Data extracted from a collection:
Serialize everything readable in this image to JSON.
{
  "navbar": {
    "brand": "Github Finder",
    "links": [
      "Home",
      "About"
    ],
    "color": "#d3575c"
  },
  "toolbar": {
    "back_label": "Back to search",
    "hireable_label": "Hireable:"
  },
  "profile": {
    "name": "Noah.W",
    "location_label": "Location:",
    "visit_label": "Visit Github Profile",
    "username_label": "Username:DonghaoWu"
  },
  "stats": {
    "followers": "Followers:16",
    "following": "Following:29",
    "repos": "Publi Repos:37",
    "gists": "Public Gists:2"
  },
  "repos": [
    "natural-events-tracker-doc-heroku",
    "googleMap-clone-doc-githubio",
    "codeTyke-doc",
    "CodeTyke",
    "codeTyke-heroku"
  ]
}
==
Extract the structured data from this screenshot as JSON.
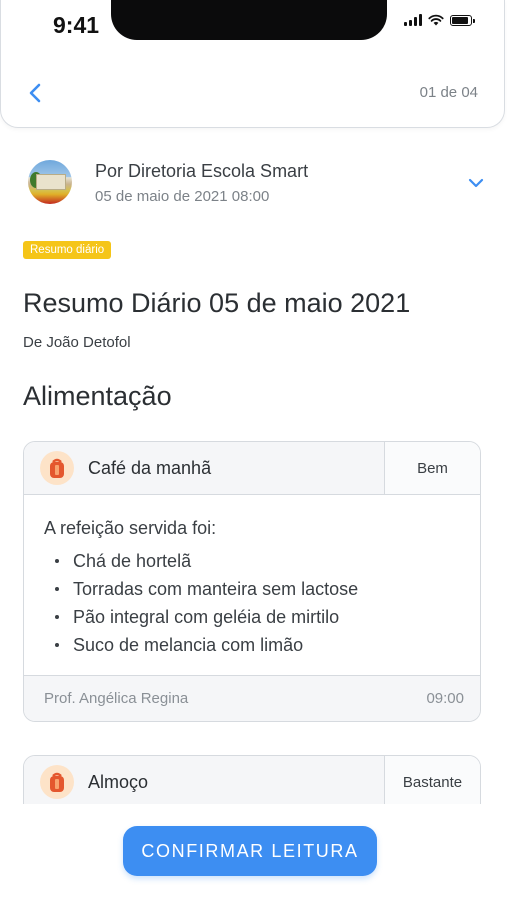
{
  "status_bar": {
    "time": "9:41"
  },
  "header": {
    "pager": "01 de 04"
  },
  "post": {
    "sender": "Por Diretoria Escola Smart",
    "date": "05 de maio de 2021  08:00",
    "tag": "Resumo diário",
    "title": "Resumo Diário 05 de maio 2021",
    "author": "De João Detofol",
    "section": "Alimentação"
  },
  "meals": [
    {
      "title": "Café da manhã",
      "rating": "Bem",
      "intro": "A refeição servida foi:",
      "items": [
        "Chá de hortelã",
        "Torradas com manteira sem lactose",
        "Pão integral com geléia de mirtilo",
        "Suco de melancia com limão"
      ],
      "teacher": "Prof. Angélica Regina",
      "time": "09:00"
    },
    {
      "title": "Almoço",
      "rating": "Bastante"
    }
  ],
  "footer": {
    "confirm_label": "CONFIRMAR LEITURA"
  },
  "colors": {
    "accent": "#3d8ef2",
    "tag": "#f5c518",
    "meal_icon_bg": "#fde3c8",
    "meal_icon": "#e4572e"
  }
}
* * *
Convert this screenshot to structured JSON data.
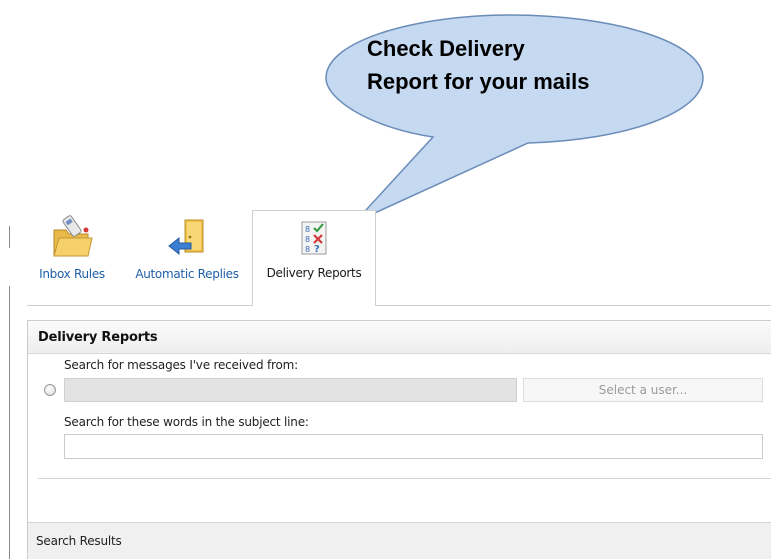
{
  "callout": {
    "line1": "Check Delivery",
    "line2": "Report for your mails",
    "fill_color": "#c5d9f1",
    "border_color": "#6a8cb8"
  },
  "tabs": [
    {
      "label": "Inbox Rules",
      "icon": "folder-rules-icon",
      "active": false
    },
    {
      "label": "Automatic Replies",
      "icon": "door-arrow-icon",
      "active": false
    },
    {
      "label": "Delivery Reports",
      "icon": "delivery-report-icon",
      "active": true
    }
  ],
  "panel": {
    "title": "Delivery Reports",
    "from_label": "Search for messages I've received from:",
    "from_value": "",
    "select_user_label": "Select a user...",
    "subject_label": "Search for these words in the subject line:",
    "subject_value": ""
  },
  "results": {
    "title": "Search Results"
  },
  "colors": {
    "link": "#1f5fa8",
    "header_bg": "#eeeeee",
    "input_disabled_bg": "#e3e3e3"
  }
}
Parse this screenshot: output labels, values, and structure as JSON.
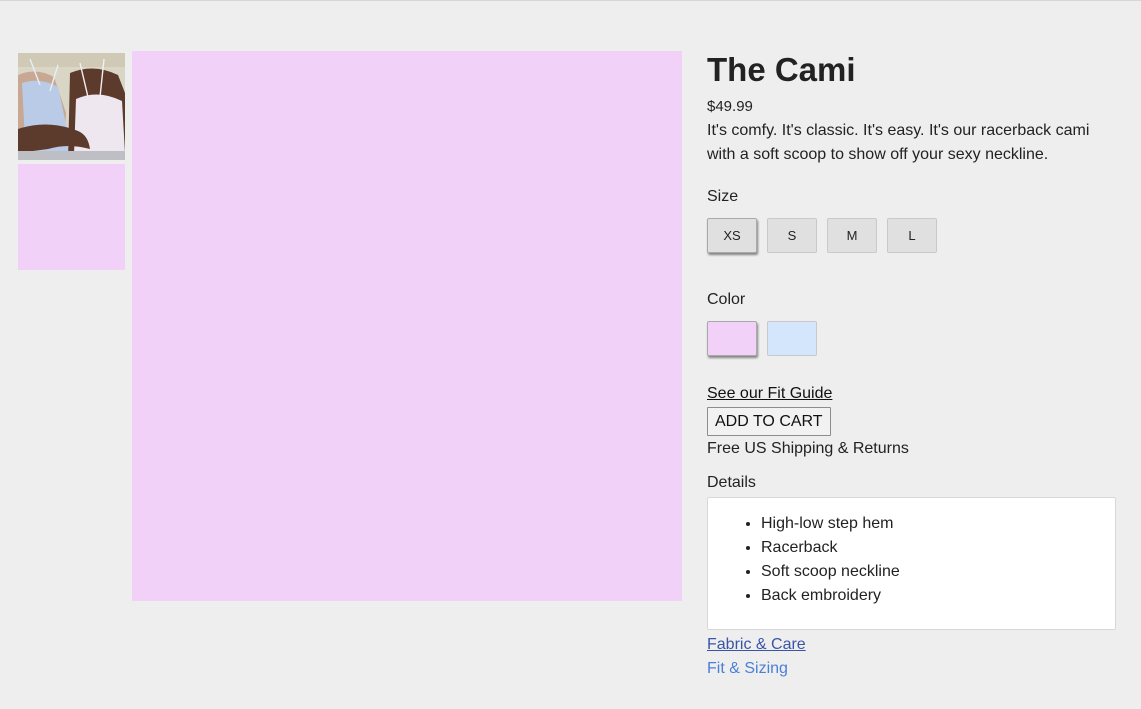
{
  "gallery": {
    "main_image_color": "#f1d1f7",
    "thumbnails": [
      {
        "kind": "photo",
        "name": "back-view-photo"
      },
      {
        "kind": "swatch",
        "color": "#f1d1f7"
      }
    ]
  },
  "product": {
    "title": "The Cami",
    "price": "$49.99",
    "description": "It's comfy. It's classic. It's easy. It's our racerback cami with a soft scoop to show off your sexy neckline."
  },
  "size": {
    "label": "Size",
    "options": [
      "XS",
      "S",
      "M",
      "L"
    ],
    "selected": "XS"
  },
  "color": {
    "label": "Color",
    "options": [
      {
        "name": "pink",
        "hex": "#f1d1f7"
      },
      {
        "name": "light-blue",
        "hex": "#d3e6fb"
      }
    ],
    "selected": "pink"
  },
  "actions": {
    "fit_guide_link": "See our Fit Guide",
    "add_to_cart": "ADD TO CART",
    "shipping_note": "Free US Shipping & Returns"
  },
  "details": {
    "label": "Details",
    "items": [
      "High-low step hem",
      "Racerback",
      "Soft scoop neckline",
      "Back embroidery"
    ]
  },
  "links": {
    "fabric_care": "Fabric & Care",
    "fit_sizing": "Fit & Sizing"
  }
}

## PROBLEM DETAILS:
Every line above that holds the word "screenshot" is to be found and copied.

## WRITTEN SOLUTION:
Extract the structured data from this screenshot as JSON.
Convert this screenshot to structured JSON data.
Parse this screenshot: output labels, values, and structure as JSON.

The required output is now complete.